The only way to know your status is with an HIV test. It detects the presence of HIV-specific antibodies. Common HIV tests include:
  • Rapid Blood Tests – The finger is pricked. Results are ready within 20 minutes.
  • Oral Swab Tests – A soft swab collects saliva in the mouth.

The body typically needs three to 12 weeks to make enough "detectable" antibodies. This is the WINDOW PERIOD (the time between exposure and detection). Avoid high-risk behaviors during the window period and get retested if possible exposure occurs.

Get tested at least once a year, or more often if you engage in high-risk behavior. Ask for an HIV test:
  • If you think you may have been exposed to HIV.
  • When you have an STI screening. (Be your own advocate and be sure HIV testing is included.)
  • When you have an upcoming annual check-up/gynecological exam. (Ask your health care provider because an HIV test is not normally included with these exams.)
  • Are (or plan to become) pregnant.

Negative Test Results

HIV is not present, or there aren't enough antibodies to be detected just yet. It's possible to have a negative result during the window period and still be HIV+. Recommendations include closing out your window period, retesting and continuing to practice prevention.

Positive Test Results

HIV is present. Retesting (to confirm) and prevention practices are recommended. Results don’t indicate how long the virus has been in the body.

Testing & Treatment Locations

On-campus HIV testing at Student Health Services (SHS) is fast and convenient. If you're nervous about making an appointment — or want help from a health educator to make the call — visit The Well (HUB 248) for support.


Free Rides to Testing Locations

Ride Riverside Transit Agency (RTA) buses for free with your R'Card. For schedules and routes, visit or call (951) 565-5002.
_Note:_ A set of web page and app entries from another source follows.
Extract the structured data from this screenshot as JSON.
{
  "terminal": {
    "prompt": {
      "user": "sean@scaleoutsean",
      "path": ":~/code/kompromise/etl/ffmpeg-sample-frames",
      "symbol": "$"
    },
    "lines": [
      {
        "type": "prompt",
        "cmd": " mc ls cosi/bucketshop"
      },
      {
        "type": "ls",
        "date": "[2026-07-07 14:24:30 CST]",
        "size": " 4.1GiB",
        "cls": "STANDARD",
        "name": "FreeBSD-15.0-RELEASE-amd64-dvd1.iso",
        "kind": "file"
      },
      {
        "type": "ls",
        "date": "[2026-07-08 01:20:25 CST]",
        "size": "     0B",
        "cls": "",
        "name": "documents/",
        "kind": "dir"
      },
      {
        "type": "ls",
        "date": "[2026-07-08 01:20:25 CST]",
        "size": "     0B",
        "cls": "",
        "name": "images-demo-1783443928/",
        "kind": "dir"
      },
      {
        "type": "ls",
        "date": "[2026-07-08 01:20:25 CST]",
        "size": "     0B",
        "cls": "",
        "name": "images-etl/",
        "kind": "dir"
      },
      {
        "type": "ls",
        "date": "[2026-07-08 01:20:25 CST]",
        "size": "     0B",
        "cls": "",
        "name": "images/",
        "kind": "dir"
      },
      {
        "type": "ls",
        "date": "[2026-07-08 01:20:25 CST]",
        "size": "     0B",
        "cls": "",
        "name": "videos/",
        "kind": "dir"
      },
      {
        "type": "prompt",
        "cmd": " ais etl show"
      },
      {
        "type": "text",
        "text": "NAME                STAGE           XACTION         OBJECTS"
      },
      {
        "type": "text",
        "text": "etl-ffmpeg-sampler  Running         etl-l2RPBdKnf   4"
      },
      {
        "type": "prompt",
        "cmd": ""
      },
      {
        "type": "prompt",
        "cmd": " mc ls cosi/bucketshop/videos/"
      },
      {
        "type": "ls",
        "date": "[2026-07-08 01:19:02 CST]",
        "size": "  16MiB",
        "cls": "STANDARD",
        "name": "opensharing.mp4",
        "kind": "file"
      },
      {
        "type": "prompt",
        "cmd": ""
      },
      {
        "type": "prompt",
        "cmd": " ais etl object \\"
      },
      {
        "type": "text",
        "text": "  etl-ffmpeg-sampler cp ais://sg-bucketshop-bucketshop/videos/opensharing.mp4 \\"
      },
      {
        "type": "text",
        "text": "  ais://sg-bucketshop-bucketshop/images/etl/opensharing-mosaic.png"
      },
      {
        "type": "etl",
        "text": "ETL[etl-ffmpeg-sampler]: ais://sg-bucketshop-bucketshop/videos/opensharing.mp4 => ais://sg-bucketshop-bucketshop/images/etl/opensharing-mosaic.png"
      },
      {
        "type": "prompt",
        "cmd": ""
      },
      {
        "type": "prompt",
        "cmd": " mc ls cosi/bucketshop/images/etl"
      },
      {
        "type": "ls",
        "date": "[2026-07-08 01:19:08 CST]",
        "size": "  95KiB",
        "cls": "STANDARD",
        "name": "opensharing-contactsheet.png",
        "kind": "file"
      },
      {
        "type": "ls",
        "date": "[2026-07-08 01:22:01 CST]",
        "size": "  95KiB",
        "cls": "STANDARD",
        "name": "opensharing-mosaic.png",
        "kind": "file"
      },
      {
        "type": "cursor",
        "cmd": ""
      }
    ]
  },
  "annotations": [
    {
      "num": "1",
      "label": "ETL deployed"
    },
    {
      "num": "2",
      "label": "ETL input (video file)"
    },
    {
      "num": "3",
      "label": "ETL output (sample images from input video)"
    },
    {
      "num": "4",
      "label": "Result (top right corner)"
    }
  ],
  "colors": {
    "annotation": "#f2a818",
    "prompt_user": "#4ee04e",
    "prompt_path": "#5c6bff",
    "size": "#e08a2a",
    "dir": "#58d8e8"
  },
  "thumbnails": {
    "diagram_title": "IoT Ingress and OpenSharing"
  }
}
I've Been Tested — Now What?

Waiting for a test result can be scary and uncertain. Regardless of the outcome, we're here to help with campus and community treatment options, support, and resources. Reach out to these campus resources to get the support and referrals you need.

Anti-HIV Medications

Pre-Exposure Prophylaxis (PrEP) – Daily pill to prevent HIV. Reduces risk of HIV by up to 92 percent.

Best used if you:

  • Have unprotected sexual activity with an HIV+ person or a person with an unknown HIV status.
  • Have been diagnosed with an STI in the last six months.
  • Have injected drugs in the last six months.
  • Have been in drug treatment for IV drug used in the last six months.

Post-Exposure Prophylaxis (PEP) – An emergency series taken after possible exposure.

Treatment for HIV

Anti-Retroviral Therapy (ART) – A combination of three or more medications that prevents HIV from multiplying and reduces transmission by 96 percent.

If treated early in her pregnancy, a woman's risk of transmitting HIV to her baby can be reduced to 1 percent or less. (

Campus Insurance

Highlander Care for Basic Medical Services and ESL Health Insurance Plan for International Students
Free HIV testing and safer sex supplies. Costs for PrEP and PEP depend on outside insurance. ART available with prescription and can be ordered from the SHS pharmacy.

Consult a health care provider right away to discuss treatment options. Without treatment, it takes about 10 years for someone with HIV to develop AIDS.

Student Health Insurance Plan (UC SHIP) and Graduate Student Insurance Plan (GSHIP)
Free HIV testing and safer sex supplies. PrEP and PEP available with insurance (prices vary). ART available with prescription and can be ordered from the SHS pharmacy.